_TASK DIRECTIONS_
Every entry, from first to last, must be written out exactly.
___
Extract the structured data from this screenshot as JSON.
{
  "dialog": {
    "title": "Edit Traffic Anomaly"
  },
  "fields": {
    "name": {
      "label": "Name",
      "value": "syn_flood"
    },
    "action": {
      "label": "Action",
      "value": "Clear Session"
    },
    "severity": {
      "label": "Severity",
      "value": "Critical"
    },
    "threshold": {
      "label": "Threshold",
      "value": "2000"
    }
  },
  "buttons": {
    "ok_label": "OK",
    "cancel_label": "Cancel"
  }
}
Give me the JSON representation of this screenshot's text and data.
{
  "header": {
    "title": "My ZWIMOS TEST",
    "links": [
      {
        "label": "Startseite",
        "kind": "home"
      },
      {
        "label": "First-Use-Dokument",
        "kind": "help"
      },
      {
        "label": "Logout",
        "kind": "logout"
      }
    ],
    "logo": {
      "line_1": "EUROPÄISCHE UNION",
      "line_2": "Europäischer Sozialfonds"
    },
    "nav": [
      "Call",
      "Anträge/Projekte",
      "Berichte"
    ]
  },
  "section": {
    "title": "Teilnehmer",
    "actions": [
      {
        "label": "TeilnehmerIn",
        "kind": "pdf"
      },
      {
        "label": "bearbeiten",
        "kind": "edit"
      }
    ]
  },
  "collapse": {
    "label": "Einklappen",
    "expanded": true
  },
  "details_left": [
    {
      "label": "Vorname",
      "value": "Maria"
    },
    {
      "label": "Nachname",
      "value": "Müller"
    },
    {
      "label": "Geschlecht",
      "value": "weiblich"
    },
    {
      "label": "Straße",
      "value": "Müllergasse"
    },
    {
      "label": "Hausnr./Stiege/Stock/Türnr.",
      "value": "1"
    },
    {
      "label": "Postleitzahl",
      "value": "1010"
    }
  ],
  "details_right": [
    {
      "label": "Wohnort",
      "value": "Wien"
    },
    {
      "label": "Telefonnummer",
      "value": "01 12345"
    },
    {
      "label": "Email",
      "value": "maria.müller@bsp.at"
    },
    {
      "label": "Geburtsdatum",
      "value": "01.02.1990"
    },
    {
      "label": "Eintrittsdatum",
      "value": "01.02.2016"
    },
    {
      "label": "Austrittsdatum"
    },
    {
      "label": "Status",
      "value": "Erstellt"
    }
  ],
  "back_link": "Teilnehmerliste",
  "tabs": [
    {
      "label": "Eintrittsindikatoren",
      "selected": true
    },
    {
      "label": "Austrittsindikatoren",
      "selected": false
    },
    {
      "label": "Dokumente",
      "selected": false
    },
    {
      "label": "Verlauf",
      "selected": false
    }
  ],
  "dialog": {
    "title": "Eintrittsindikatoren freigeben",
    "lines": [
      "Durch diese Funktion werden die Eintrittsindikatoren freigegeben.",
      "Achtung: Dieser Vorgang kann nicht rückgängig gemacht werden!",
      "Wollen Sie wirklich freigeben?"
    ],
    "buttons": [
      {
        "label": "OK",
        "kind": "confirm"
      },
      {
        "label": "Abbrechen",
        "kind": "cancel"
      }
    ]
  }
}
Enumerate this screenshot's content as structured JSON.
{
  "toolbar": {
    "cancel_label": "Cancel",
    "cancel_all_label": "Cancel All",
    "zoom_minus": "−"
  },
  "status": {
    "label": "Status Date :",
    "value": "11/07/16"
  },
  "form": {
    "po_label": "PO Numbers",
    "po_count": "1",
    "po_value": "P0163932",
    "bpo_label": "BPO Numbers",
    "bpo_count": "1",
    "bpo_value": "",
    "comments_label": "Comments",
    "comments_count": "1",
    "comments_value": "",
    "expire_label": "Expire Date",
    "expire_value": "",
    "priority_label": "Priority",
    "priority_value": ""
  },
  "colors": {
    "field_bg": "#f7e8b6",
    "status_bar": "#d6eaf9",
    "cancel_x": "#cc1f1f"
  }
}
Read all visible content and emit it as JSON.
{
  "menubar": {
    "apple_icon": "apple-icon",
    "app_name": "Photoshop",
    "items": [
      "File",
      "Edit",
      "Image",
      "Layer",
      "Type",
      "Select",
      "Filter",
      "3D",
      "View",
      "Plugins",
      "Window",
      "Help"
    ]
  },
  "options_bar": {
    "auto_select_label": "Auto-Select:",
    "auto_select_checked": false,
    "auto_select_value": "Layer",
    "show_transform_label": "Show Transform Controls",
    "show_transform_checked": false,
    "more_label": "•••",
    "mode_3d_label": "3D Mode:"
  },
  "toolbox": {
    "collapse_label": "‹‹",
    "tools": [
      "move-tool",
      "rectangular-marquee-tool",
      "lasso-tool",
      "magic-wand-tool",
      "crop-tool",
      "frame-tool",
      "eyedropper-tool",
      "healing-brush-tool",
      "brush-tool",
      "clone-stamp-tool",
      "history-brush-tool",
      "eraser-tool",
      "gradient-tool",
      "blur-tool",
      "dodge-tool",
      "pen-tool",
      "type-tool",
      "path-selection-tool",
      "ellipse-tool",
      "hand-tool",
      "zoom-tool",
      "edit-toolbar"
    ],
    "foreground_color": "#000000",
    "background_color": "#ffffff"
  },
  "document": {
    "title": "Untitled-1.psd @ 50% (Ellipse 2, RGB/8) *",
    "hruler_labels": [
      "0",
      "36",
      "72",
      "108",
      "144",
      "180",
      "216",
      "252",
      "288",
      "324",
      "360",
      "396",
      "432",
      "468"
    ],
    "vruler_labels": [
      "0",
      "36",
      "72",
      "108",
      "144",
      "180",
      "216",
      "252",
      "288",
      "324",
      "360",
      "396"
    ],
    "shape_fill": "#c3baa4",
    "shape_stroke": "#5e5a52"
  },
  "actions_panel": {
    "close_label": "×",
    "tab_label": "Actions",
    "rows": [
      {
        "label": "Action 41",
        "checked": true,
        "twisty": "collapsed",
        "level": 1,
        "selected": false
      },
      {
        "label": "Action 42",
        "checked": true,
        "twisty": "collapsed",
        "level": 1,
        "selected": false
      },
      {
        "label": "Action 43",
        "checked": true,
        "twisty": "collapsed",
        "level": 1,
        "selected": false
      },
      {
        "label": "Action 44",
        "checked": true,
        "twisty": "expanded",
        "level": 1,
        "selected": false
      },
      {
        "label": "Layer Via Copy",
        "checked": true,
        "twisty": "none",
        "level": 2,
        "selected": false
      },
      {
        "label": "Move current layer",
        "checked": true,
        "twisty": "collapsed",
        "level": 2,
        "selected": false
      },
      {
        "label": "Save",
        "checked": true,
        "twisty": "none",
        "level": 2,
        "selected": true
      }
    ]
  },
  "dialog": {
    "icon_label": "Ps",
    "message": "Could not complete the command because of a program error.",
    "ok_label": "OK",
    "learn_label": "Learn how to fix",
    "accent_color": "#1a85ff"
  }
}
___
_ANSWER BOX_
Extract the structured data from this screenshot as JSON.
{
  "dialog": {
    "title": "Edit Traffic Anomaly"
  },
  "fields": {
    "name": {
      "label": "Name",
      "value": "syn_flood"
    },
    "action": {
      "label": "Action",
      "value": "Clear Session"
    },
    "severity": {
      "label": "Severity",
      "value": "Critical"
    },
    "threshold": {
      "label": "Threshold",
      "value": "2000"
    }
  },
  "buttons": {
    "ok_label": "OK",
    "cancel_label": "Cancel"
  }
}
Give me the JSON representation of this screenshot's text and data.
{
  "header": {
    "title": "My ZWIMOS TEST",
    "links": [
      {
        "label": "Startseite",
        "kind": "home"
      },
      {
        "label": "First-Use-Dokument",
        "kind": "help"
      },
      {
        "label": "Logout",
        "kind": "logout"
      }
    ],
    "logo": {
      "line_1": "EUROPÄISCHE UNION",
      "line_2": "Europäischer Sozialfonds"
    },
    "nav": [
      "Call",
      "Anträge/Projekte",
      "Berichte"
    ]
  },
  "section": {
    "title": "Teilnehmer",
    "actions": [
      {
        "label": "TeilnehmerIn",
        "kind": "pdf"
      },
      {
        "label": "bearbeiten",
        "kind": "edit"
      }
    ]
  },
  "collapse": {
    "label": "Einklappen",
    "expanded": true
  },
  "details_left": [
    {
      "label": "Vorname",
      "value": "Maria"
    },
    {
      "label": "Nachname",
      "value": "Müller"
    },
    {
      "label": "Geschlecht",
      "value": "weiblich"
    },
    {
      "label": "Straße",
      "value": "Müllergasse"
    },
    {
      "label": "Hausnr./Stiege/Stock/Türnr.",
      "value": "1"
    },
    {
      "label": "Postleitzahl",
      "value": "1010"
    }
  ],
  "details_right": [
    {
      "label": "Wohnort",
      "value": "Wien"
    },
    {
      "label": "Telefonnummer",
      "value": "01 12345"
    },
    {
      "label": "Email",
      "value": "maria.müller@bsp.at"
    },
    {
      "label": "Geburtsdatum",
      "value": "01.02.1990"
    },
    {
      "label": "Eintrittsdatum",
      "value": "01.02.2016"
    },
    {
      "label": "Austrittsdatum"
    },
    {
      "label": "Status",
      "value": "Erstellt"
    }
  ],
  "back_link": "Teilnehmerliste",
  "tabs": [
    {
      "label": "Eintrittsindikatoren",
      "selected": true
    },
    {
      "label": "Austrittsindikatoren",
      "selected": false
    },
    {
      "label": "Dokumente",
      "selected": false
    },
    {
      "label": "Verlauf",
      "selected": false
    }
  ],
  "dialog": {
    "title": "Eintrittsindikatoren freigeben",
    "lines": [
      "Durch diese Funktion werden die Eintrittsindikatoren freigegeben.",
      "Achtung: Dieser Vorgang kann nicht rückgängig gemacht werden!",
      "Wollen Sie wirklich freigeben?"
    ],
    "buttons": [
      {
        "label": "OK",
        "kind": "confirm"
      },
      {
        "label": "Abbrechen",
        "kind": "cancel"
      }
    ]
  }
}
Enumerate this screenshot's content as structured JSON.
{
  "toolbar": {
    "cancel_label": "Cancel",
    "cancel_all_label": "Cancel All",
    "zoom_minus": "−"
  },
  "status": {
    "label": "Status Date :",
    "value": "11/07/16"
  },
  "form": {
    "po_label": "PO Numbers",
    "po_count": "1",
    "po_value": "P0163932",
    "bpo_label": "BPO Numbers",
    "bpo_count": "1",
    "bpo_value": "",
    "comments_label": "Comments",
    "comments_count": "1",
    "comments_value": "",
    "expire_label": "Expire Date",
    "expire_value": "",
    "priority_label": "Priority",
    "priority_value": ""
  },
  "colors": {
    "field_bg": "#f7e8b6",
    "status_bar": "#d6eaf9",
    "cancel_x": "#cc1f1f"
  }
}
Read all visible content and emit it as JSON.
{
  "menubar": {
    "apple_icon": "apple-icon",
    "app_name": "Photoshop",
    "items": [
      "File",
      "Edit",
      "Image",
      "Layer",
      "Type",
      "Select",
      "Filter",
      "3D",
      "View",
      "Plugins",
      "Window",
      "Help"
    ]
  },
  "options_bar": {
    "auto_select_label": "Auto-Select:",
    "auto_select_checked": false,
    "auto_select_value": "Layer",
    "show_transform_label": "Show Transform Controls",
    "show_transform_checked": false,
    "more_label": "•••",
    "mode_3d_label": "3D Mode:"
  },
  "toolbox": {
    "collapse_label": "‹‹",
    "tools": [
      "move-tool",
      "rectangular-marquee-tool",
      "lasso-tool",
      "magic-wand-tool",
      "crop-tool",
      "frame-tool",
      "eyedropper-tool",
      "healing-brush-tool",
      "brush-tool",
      "clone-stamp-tool",
      "history-brush-tool",
      "eraser-tool",
      "gradient-tool",
      "blur-tool",
      "dodge-tool",
      "pen-tool",
      "type-tool",
      "path-selection-tool",
      "ellipse-tool",
      "hand-tool",
      "zoom-tool",
      "edit-toolbar"
    ],
    "foreground_color": "#000000",
    "background_color": "#ffffff"
  },
  "document": {
    "title": "Untitled-1.psd @ 50% (Ellipse 2, RGB/8) *",
    "hruler_labels": [
      "0",
      "36",
      "72",
      "108",
      "144",
      "180",
      "216",
      "252",
      "288",
      "324",
      "360",
      "396",
      "432",
      "468"
    ],
    "vruler_labels": [
      "0",
      "36",
      "72",
      "108",
      "144",
      "180",
      "216",
      "252",
      "288",
      "324",
      "360",
      "396"
    ],
    "shape_fill": "#c3baa4",
    "shape_stroke": "#5e5a52"
  },
  "actions_panel": {
    "close_label": "×",
    "tab_label": "Actions",
    "rows": [
      {
        "label": "Action 41",
        "checked": true,
        "twisty": "collapsed",
        "level": 1,
        "selected": false
      },
      {
        "label": "Action 42",
        "checked": true,
        "twisty": "collapsed",
        "level": 1,
        "selected": false
      },
      {
        "label": "Action 43",
        "checked": true,
        "twisty": "collapsed",
        "level": 1,
        "selected": false
      },
      {
        "label": "Action 44",
        "checked": true,
        "twisty": "expanded",
        "level": 1,
        "selected": false
      },
      {
        "label": "Layer Via Copy",
        "checked": true,
        "twisty": "none",
        "level": 2,
        "selected": false
      },
      {
        "label": "Move current layer",
        "checked": true,
        "twisty": "collapsed",
        "level": 2,
        "selected": false
      },
      {
        "label": "Save",
        "checked": true,
        "twisty": "none",
        "level": 2,
        "selected": true
      }
    ]
  },
  "dialog": {
    "icon_label": "Ps",
    "message": "Could not complete the command because of a program error.",
    "ok_label": "OK",
    "learn_label": "Learn how to fix",
    "accent_color": "#1a85ff"
  }
}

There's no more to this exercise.